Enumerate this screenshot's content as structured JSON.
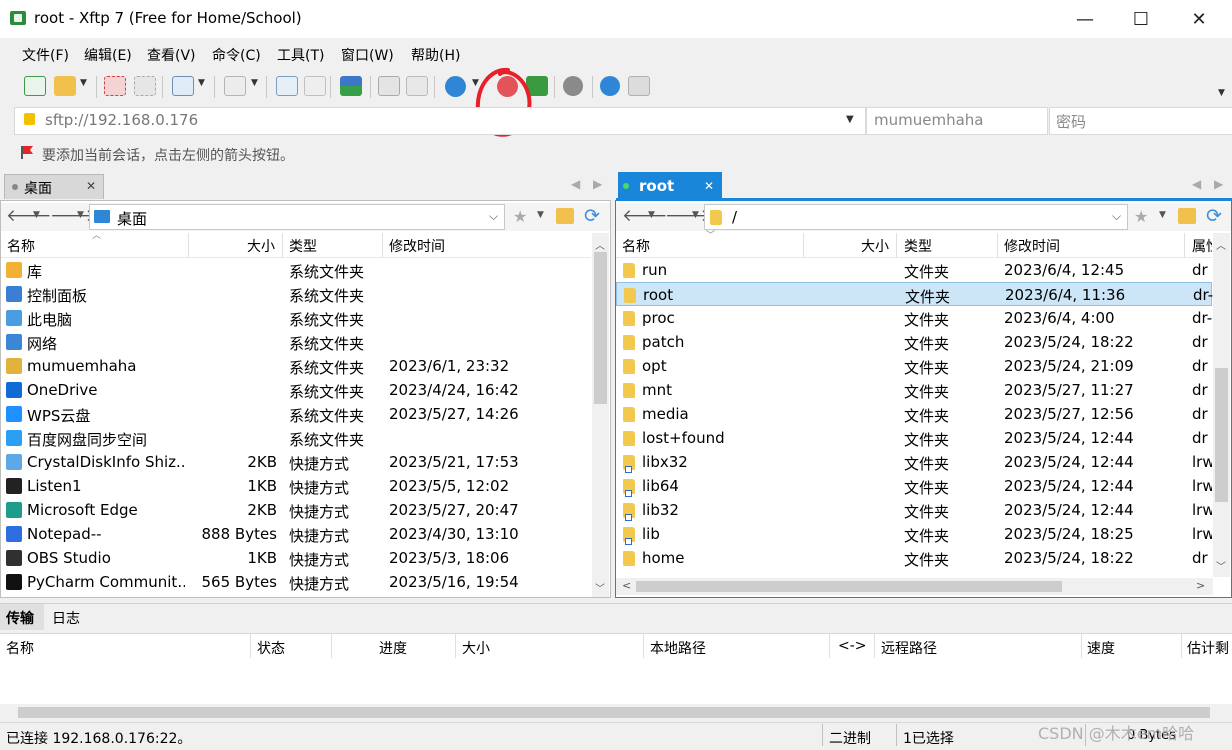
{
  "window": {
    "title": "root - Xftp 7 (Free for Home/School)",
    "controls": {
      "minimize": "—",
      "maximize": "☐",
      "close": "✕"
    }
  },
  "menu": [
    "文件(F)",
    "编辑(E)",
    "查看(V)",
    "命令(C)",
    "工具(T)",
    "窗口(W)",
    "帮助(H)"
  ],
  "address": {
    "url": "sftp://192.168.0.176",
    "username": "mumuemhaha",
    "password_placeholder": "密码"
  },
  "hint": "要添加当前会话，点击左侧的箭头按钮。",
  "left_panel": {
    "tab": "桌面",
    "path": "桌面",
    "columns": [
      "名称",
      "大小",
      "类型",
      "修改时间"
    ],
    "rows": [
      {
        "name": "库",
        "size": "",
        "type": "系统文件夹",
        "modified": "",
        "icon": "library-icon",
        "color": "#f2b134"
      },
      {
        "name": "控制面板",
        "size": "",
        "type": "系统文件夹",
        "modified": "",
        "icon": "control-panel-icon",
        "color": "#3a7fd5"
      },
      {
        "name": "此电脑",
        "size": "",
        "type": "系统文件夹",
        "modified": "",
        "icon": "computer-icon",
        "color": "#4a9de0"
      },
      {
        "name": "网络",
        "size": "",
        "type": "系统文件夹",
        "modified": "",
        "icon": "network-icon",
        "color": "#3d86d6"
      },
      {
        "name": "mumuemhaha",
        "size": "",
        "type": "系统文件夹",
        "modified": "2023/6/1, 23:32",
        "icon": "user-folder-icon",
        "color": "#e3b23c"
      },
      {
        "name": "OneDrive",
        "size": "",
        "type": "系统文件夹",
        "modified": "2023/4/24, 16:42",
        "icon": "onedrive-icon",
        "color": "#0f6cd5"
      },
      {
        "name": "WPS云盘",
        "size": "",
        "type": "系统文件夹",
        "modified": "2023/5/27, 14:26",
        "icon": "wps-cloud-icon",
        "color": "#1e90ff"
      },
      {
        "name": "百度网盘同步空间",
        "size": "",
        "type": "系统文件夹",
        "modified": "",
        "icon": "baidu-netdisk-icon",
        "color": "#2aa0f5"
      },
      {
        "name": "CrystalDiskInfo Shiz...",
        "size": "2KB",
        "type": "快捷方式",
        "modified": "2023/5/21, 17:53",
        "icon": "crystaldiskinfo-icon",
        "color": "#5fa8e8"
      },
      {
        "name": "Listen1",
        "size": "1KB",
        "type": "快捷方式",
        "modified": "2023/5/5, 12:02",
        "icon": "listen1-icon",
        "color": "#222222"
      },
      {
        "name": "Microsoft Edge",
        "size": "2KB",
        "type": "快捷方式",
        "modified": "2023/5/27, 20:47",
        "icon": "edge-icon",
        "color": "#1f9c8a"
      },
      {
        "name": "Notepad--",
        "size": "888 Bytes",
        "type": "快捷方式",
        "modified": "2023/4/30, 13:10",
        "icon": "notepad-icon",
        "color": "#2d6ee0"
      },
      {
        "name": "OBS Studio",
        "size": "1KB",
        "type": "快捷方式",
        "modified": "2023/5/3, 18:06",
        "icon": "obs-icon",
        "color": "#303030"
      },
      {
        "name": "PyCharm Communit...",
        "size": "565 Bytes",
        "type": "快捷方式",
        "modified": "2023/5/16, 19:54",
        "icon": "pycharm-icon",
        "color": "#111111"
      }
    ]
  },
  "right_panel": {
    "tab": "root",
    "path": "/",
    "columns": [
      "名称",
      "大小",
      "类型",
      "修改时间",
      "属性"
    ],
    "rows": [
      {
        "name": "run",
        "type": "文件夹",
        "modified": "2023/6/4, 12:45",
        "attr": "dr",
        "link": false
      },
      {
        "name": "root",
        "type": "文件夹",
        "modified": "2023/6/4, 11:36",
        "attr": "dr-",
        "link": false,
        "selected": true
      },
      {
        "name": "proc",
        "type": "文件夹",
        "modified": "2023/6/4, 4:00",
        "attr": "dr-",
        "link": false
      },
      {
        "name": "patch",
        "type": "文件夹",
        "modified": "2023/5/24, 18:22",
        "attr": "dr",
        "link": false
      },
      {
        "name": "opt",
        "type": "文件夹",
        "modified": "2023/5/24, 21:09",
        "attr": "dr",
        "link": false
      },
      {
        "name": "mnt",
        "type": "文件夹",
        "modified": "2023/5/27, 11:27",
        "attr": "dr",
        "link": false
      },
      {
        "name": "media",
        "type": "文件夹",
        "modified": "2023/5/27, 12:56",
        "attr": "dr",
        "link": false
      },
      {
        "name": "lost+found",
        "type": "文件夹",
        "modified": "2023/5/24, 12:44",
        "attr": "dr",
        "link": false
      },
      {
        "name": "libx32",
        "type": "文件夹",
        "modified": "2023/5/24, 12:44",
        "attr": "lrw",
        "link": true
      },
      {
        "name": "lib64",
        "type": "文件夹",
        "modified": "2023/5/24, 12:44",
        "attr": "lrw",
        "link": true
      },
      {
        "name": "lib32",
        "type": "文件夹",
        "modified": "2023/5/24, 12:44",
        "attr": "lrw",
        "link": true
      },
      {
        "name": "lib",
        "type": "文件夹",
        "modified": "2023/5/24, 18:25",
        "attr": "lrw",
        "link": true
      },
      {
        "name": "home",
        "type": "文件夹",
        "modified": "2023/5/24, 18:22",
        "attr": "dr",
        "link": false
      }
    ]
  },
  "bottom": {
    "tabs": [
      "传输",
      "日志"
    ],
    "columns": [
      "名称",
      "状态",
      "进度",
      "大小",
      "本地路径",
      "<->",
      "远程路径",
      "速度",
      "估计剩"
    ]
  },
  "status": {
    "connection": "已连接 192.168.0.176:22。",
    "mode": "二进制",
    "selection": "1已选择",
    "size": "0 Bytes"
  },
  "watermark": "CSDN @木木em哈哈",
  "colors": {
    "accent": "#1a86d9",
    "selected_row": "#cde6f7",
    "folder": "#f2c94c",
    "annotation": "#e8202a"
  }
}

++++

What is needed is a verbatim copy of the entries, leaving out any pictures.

* **WRITTEN RESPONSE**
Enumerate this screenshot's content as structured JSON.
{
  "window": {
    "title": "root - Xftp 7 (Free for Home/School)",
    "controls": {
      "minimize": "—",
      "maximize": "☐",
      "close": "✕"
    }
  },
  "menu": [
    "文件(F)",
    "编辑(E)",
    "查看(V)",
    "命令(C)",
    "工具(T)",
    "窗口(W)",
    "帮助(H)"
  ],
  "address": {
    "url": "sftp://192.168.0.176",
    "username": "mumuemhaha",
    "password_placeholder": "密码"
  },
  "hint": "要添加当前会话，点击左侧的箭头按钮。",
  "left_panel": {
    "tab": "桌面",
    "path": "桌面",
    "columns": [
      "名称",
      "大小",
      "类型",
      "修改时间"
    ],
    "rows": [
      {
        "name": "库",
        "size": "",
        "type": "系统文件夹",
        "modified": "",
        "icon": "library-icon",
        "color": "#f2b134"
      },
      {
        "name": "控制面板",
        "size": "",
        "type": "系统文件夹",
        "modified": "",
        "icon": "control-panel-icon",
        "color": "#3a7fd5"
      },
      {
        "name": "此电脑",
        "size": "",
        "type": "系统文件夹",
        "modified": "",
        "icon": "computer-icon",
        "color": "#4a9de0"
      },
      {
        "name": "网络",
        "size": "",
        "type": "系统文件夹",
        "modified": "",
        "icon": "network-icon",
        "color": "#3d86d6"
      },
      {
        "name": "mumuemhaha",
        "size": "",
        "type": "系统文件夹",
        "modified": "2023/6/1, 23:32",
        "icon": "user-folder-icon",
        "color": "#e3b23c"
      },
      {
        "name": "OneDrive",
        "size": "",
        "type": "系统文件夹",
        "modified": "2023/4/24, 16:42",
        "icon": "onedrive-icon",
        "color": "#0f6cd5"
      },
      {
        "name": "WPS云盘",
        "size": "",
        "type": "系统文件夹",
        "modified": "2023/5/27, 14:26",
        "icon": "wps-cloud-icon",
        "color": "#1e90ff"
      },
      {
        "name": "百度网盘同步空间",
        "size": "",
        "type": "系统文件夹",
        "modified": "",
        "icon": "baidu-netdisk-icon",
        "color": "#2aa0f5"
      },
      {
        "name": "CrystalDiskInfo Shiz...",
        "size": "2KB",
        "type": "快捷方式",
        "modified": "2023/5/21, 17:53",
        "icon": "crystaldiskinfo-icon",
        "color": "#5fa8e8"
      },
      {
        "name": "Listen1",
        "size": "1KB",
        "type": "快捷方式",
        "modified": "2023/5/5, 12:02",
        "icon": "listen1-icon",
        "color": "#222222"
      },
      {
        "name": "Microsoft Edge",
        "size": "2KB",
        "type": "快捷方式",
        "modified": "2023/5/27, 20:47",
        "icon": "edge-icon",
        "color": "#1f9c8a"
      },
      {
        "name": "Notepad--",
        "size": "888 Bytes",
        "type": "快捷方式",
        "modified": "2023/4/30, 13:10",
        "icon": "notepad-icon",
        "color": "#2d6ee0"
      },
      {
        "name": "OBS Studio",
        "size": "1KB",
        "type": "快捷方式",
        "modified": "2023/5/3, 18:06",
        "icon": "obs-icon",
        "color": "#303030"
      },
      {
        "name": "PyCharm Communit...",
        "size": "565 Bytes",
        "type": "快捷方式",
        "modified": "2023/5/16, 19:54",
        "icon": "pycharm-icon",
        "color": "#111111"
      }
    ]
  },
  "right_panel": {
    "tab": "root",
    "path": "/",
    "columns": [
      "名称",
      "大小",
      "类型",
      "修改时间",
      "属性"
    ],
    "rows": [
      {
        "name": "run",
        "type": "文件夹",
        "modified": "2023/6/4, 12:45",
        "attr": "dr",
        "link": false
      },
      {
        "name": "root",
        "type": "文件夹",
        "modified": "2023/6/4, 11:36",
        "attr": "dr-",
        "link": false,
        "selected": true
      },
      {
        "name": "proc",
        "type": "文件夹",
        "modified": "2023/6/4, 4:00",
        "attr": "dr-",
        "link": false
      },
      {
        "name": "patch",
        "type": "文件夹",
        "modified": "2023/5/24, 18:22",
        "attr": "dr",
        "link": false
      },
      {
        "name": "opt",
        "type": "文件夹",
        "modified": "2023/5/24, 21:09",
        "attr": "dr",
        "link": false
      },
      {
        "name": "mnt",
        "type": "文件夹",
        "modified": "2023/5/27, 11:27",
        "attr": "dr",
        "link": false
      },
      {
        "name": "media",
        "type": "文件夹",
        "modified": "2023/5/27, 12:56",
        "attr": "dr",
        "link": false
      },
      {
        "name": "lost+found",
        "type": "文件夹",
        "modified": "2023/5/24, 12:44",
        "attr": "dr",
        "link": false
      },
      {
        "name": "libx32",
        "type": "文件夹",
        "modified": "2023/5/24, 12:44",
        "attr": "lrw",
        "link": true
      },
      {
        "name": "lib64",
        "type": "文件夹",
        "modified": "2023/5/24, 12:44",
        "attr": "lrw",
        "link": true
      },
      {
        "name": "lib32",
        "type": "文件夹",
        "modified": "2023/5/24, 12:44",
        "attr": "lrw",
        "link": true
      },
      {
        "name": "lib",
        "type": "文件夹",
        "modified": "2023/5/24, 18:25",
        "attr": "lrw",
        "link": true
      },
      {
        "name": "home",
        "type": "文件夹",
        "modified": "2023/5/24, 18:22",
        "attr": "dr",
        "link": false
      }
    ]
  },
  "bottom": {
    "tabs": [
      "传输",
      "日志"
    ],
    "columns": [
      "名称",
      "状态",
      "进度",
      "大小",
      "本地路径",
      "<->",
      "远程路径",
      "速度",
      "估计剩"
    ]
  },
  "status": {
    "connection": "已连接 192.168.0.176:22。",
    "mode": "二进制",
    "selection": "1已选择",
    "size": "0 Bytes"
  },
  "watermark": "CSDN @木木em哈哈",
  "colors": {
    "accent": "#1a86d9",
    "selected_row": "#cde6f7",
    "folder": "#f2c94c",
    "annotation": "#e8202a"
  }
}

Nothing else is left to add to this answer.